The International Geological Congress is a major event for the geoscience community. The first Congress was held in Paris in 1878, and every three to five years after that. Canada was instrumental in its establishment, with two notable Canadian geologists on its 11-person founding committee: T. Sterry Hunt of the Geological Survey of Canada and William Dawson, McGill University.
The first Congress to be held in Canada took place in Toronto in 1913, with Survey Director Reginald Brock (1907-1914) as Secretary-Treasurer of the planning committee. A legacy of the Congress was a tribute to Sir William Logan in the form of a memorial boulder. The bronze plaque has his image and the words: “Sir William E. Logan, Kt., LLD, FRS, 1798-1875, The Father of Canadian Geology, Founder and First Director of the Geological Survey of Canada, 1842-1869.”
Prime Minister Robert Borden unveiled the memorial outside the Survey’s headquarters, the Victoria Memorial Museum Building, with more than 200 Congress delegates in attendance. An identical plaque was also installed at Percé in the Gaspé in honour of Logan’s fieldwork there. The Logan boulder now stands outside 601 Booth Street, the Survey’s current headquarters.

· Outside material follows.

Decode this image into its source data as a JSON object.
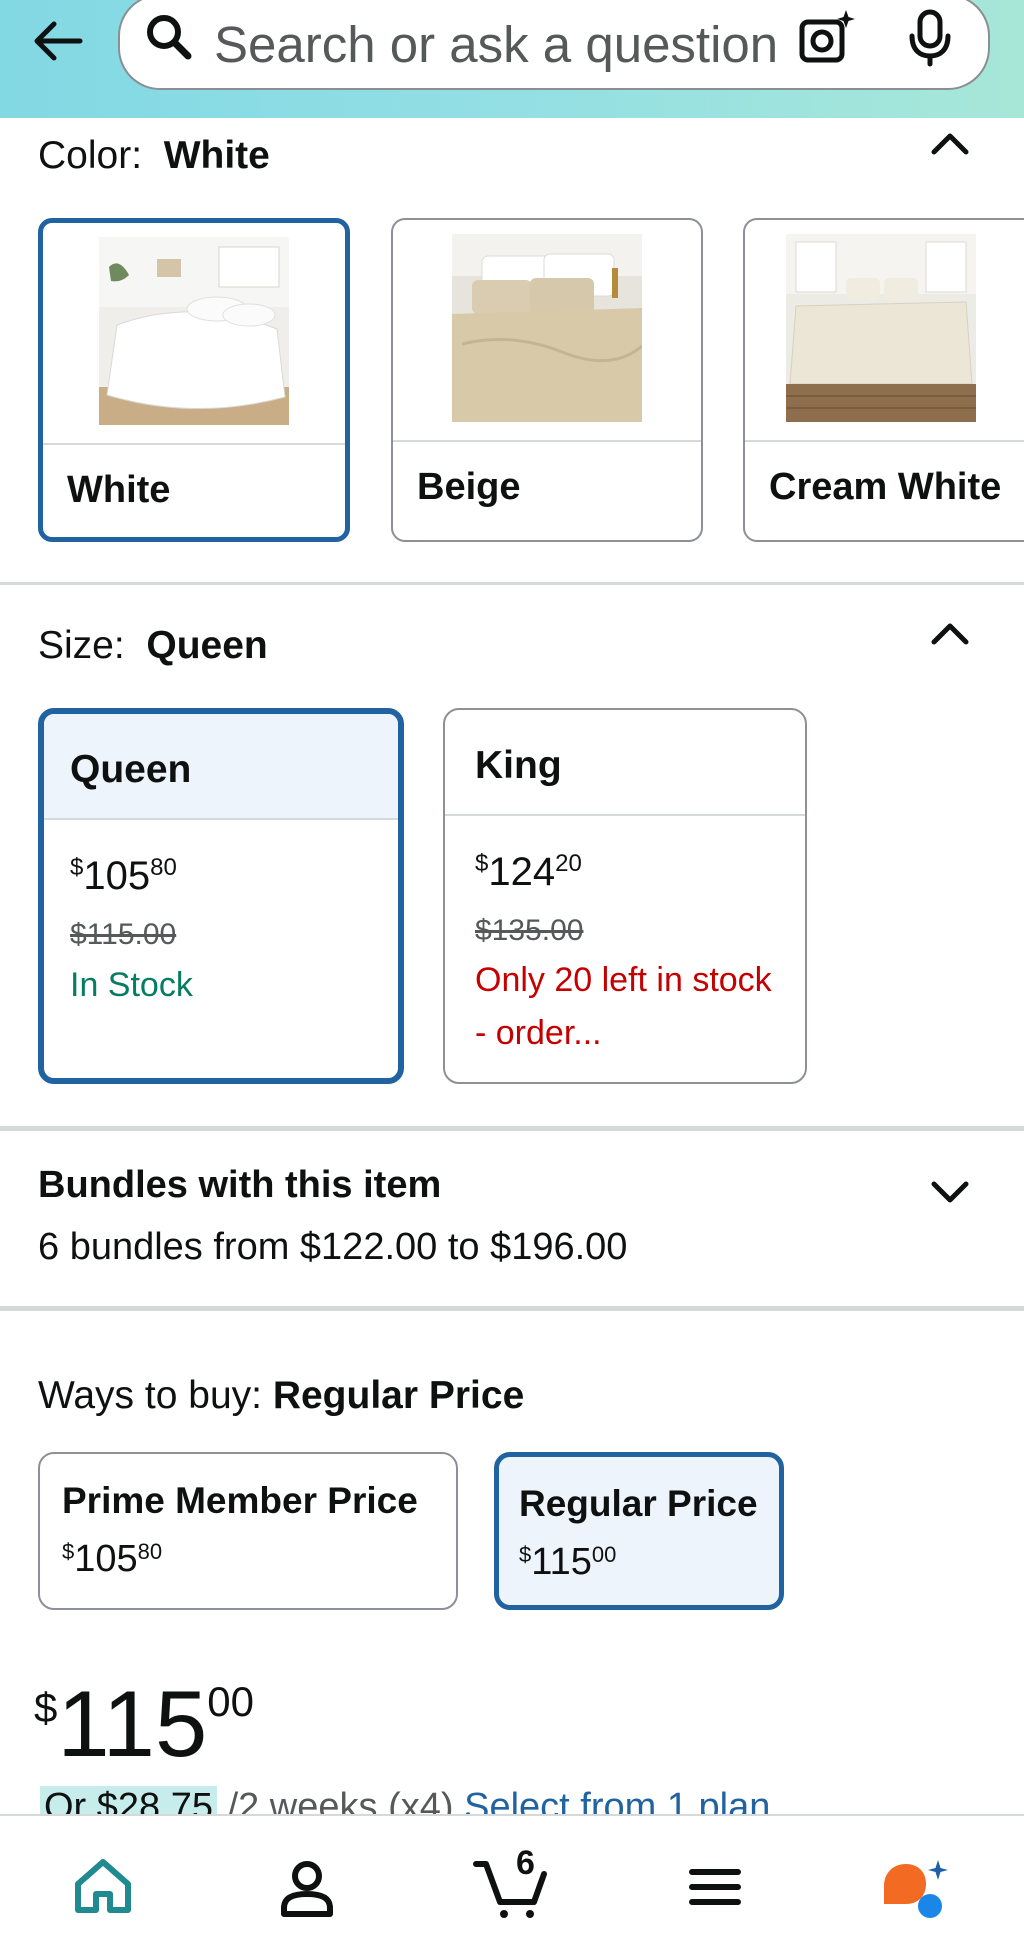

Smith, C.H., 2000. Sir William Edmond Logan, Father of Canadian Geology: His Passion was Precision; Rock Stars, GSA Today; Geological Society of America, May 2000, p. 22–23. https://www.geosociety.org/gsatoday/archive/10/5/pdf/i1052-5173-10-5-22.pdf